The FIO field staff based at the Keys Marine Laboratory (KML) continued routine maintenance of the existing SEAKEYS stations at Fowey Rocks, Molasses, Sombrero, Sand Key, Dry Tortugas, Long Key, and northwest Florida Bay throughout Year 3. This routine maintenance includes cleaning the sensors, ground-truthing, scheduled rotation of the oceanographic recorders for calibration, and sampling for calibration of the fluorometer and transmissometer to insure consistent data quality. As was anticipated the installation of the Falmouth Scientific C-T recorders has significantly reduced the maintainence required for these sensors due to the reduced biofouling and signal drift.
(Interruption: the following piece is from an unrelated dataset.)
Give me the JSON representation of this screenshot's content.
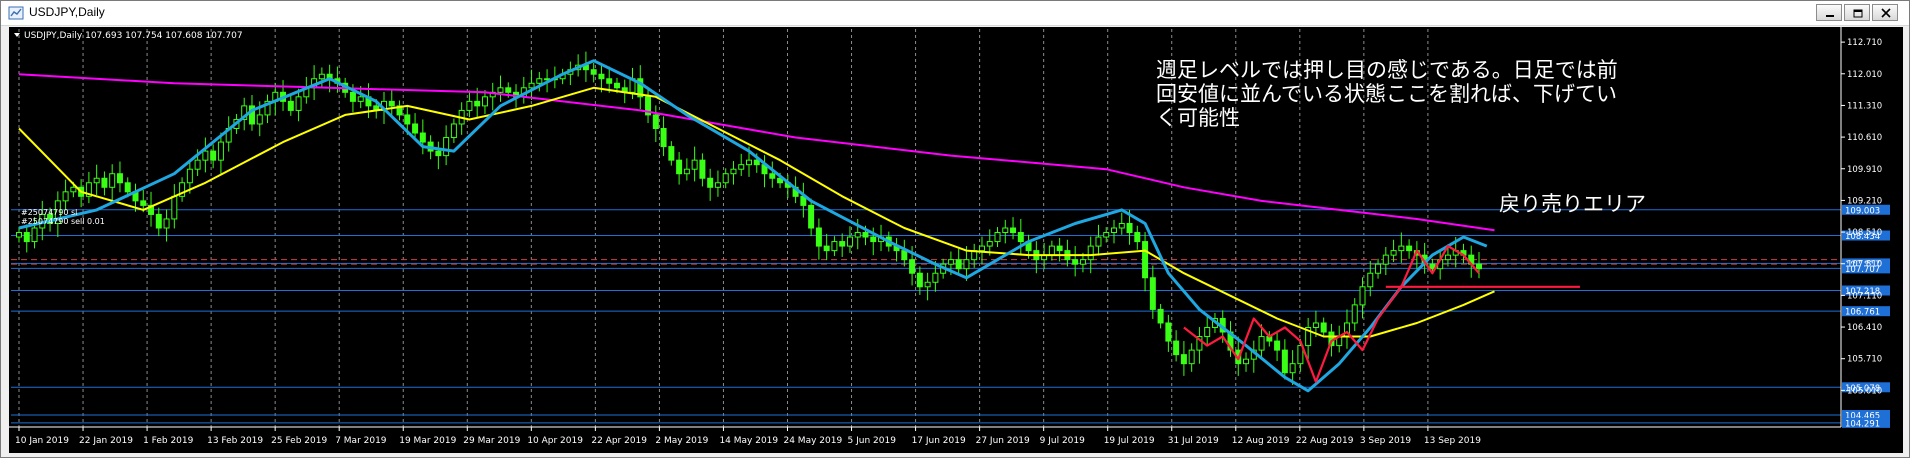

This has allowed us to maintain the FIO field staff at 2 persons despite the addition of new types of sensors (transmissometers, fluorometers, water level). However, the fluorometers and transmissometers still require frequent cleaning.

Other Programs Supported:
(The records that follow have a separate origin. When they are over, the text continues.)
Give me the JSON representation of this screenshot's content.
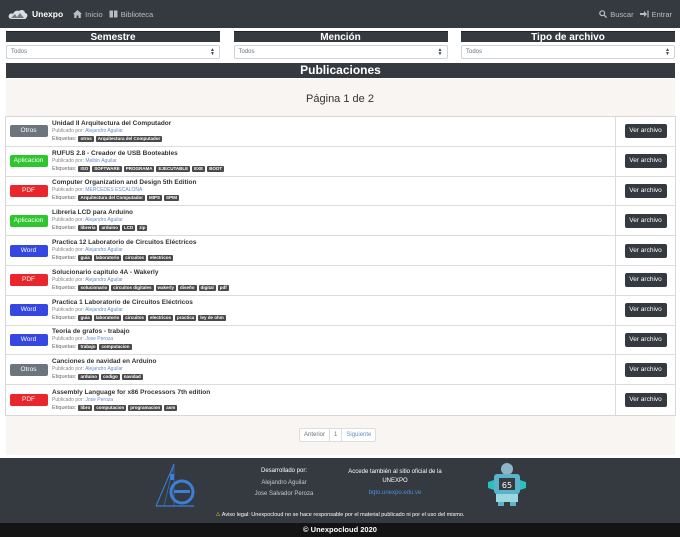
{
  "nav": {
    "brand": "Unexpo",
    "links": [
      {
        "label": "Inicio",
        "icon": "home-icon"
      },
      {
        "label": "Biblioteca",
        "icon": "book-icon"
      }
    ],
    "right_links": [
      {
        "label": "Buscar",
        "icon": "search-icon"
      },
      {
        "label": "Entrar",
        "icon": "sign-in-icon"
      }
    ]
  },
  "filters": [
    {
      "label": "Semestre",
      "selected": "Todos"
    },
    {
      "label": "Mención",
      "selected": "Todos"
    },
    {
      "label": "Tipo de archivo",
      "selected": "Todos"
    }
  ],
  "section_title": "Publicaciones",
  "page_title": "Página 1 de 2",
  "labels": {
    "published_by": "Publicado por:",
    "tags": "Etiquetas:",
    "view": "Ver archivo"
  },
  "type_colors": {
    "Otros": "#6c757d",
    "Aplicacion": "#2fc52f",
    "PDF": "#e8262b",
    "Word": "#3547e0"
  },
  "publications": [
    {
      "type": "Otros",
      "title": "Unidad II Arquitectura del Computador",
      "author": "Alejandro Aguilar",
      "tags": [
        "otros",
        "Arquitectura del Computador"
      ]
    },
    {
      "type": "Aplicacion",
      "title": "RUFUS 2.8 - Creador de USB Booteables",
      "author": "Melbin Aguilar",
      "tags": [
        "ISO",
        "SOFTWARE",
        "PROGRAMA",
        "EJECUTABLE",
        "EXE",
        "BOOT"
      ]
    },
    {
      "type": "PDF",
      "title": "Computer Organization and Design 5th Edition",
      "author": "MERCEDES ESCALONA",
      "tags": [
        "Arquitectura del Computador",
        "MIPS",
        "SPIM"
      ]
    },
    {
      "type": "Aplicacion",
      "title": "Libreria LCD para Arduino",
      "author": "Alejandro Aguilar",
      "tags": [
        "libreria",
        "arduino",
        "LCD",
        "zip"
      ]
    },
    {
      "type": "Word",
      "title": "Practica 12 Laboratorio de Circuitos Eléctricos",
      "author": "Alejandro Aguilar",
      "tags": [
        "guia",
        "laboratorio",
        "circuitos",
        "electricos"
      ]
    },
    {
      "type": "PDF",
      "title": "Solucionario capitulo 4A - Wakerly",
      "author": "Alejandro Aguilar",
      "tags": [
        "solucionario",
        "circuitos digitales",
        "wakerly",
        "diseño",
        "digital",
        "pdf"
      ]
    },
    {
      "type": "Word",
      "title": "Practica 1 Laboratorio de Circuitos Eléctricos",
      "author": "Alejandro Aguilar",
      "tags": [
        "guia",
        "laboratorio",
        "circuitos",
        "electricos",
        "practica",
        "ley de ohm"
      ]
    },
    {
      "type": "Word",
      "title": "Teoria de grafos - trabajo",
      "author": "Jose Peroza",
      "tags": [
        "trabajo",
        "computacion"
      ]
    },
    {
      "type": "Otros",
      "title": "Canciones de navidad en Arduino",
      "author": "Alejandro Aguilar",
      "tags": [
        "arduino",
        "codigo",
        "navidad"
      ]
    },
    {
      "type": "PDF",
      "title": "Assembly Language for x86 Processors 7th edition",
      "author": "Jose Peroza",
      "tags": [
        "libro",
        "computacion",
        "programacion",
        "asm"
      ]
    }
  ],
  "pagination": {
    "prev": "Anterior",
    "current": "1",
    "next": "Siguiente"
  },
  "footer": {
    "dev_title": "Desarrollado por:",
    "devs": [
      "Alejandro Aguilar",
      "Jose Salvador Peroza"
    ],
    "official_line1": "Accede también al sitio oficial de la",
    "official_line2": "UNEXPO",
    "official_link": "bqto.unexpo.edu.ve",
    "legal": "Aviso legal: Unexpocloud no se hace responsable por el material publicado ni por el uso del mismo.",
    "copyright": "© Unexpocloud 2020"
  }
}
        In addition to the maintenance, enhancement, and operations of the SEAKEYS network, the SEAKEYS staff have worked cooperatively with the Florida Keys National Marine Sanctuary (FKNMS) and other NOAA and EPA programs working in Florida Bay and in the FKNMS. Examples of these programs are the Florida Bay Circulation Studies (Ned Smith, P.I.; Tom Lee, P.I.), an atmospheric sampling program (P. Whung, P.I.), and the Level I benthic monitoring program (J. Ogden, P.I.). In conjunction with the Level I benthic monitoring the staff is also providing assistance in the operation of environmental monitoring instruments which are providing additional data for the FKNMS management goals. 
        The SEAKEYS platforms with the basic suite of meteorological and oceanographic measurements have proved to be very attractive and cost-effective sites for more specific research oriented studies which build on the information available from the basic network. The Sand Key station is now a test platform for a NASA sponsored program (C. Yentsch, PI) to determine the feasibility of using satellite images to determine the productivity of coral reefs. A specially designed fluorometer and transmissometer unit has been installed in addition to the SEAKEYS suite of instruments. Addtionally a program to determine the dissolved organic matter in the water column (E. Mueller, PI) is also supported at the Sand Key station. Dr. Mueller has designed and installed a second fluormeter/transmissometer package for this purpose. The SEAKEYS staff has provided logistics support and technical advice to the principal investigators greatly expediting the implementation of these programs.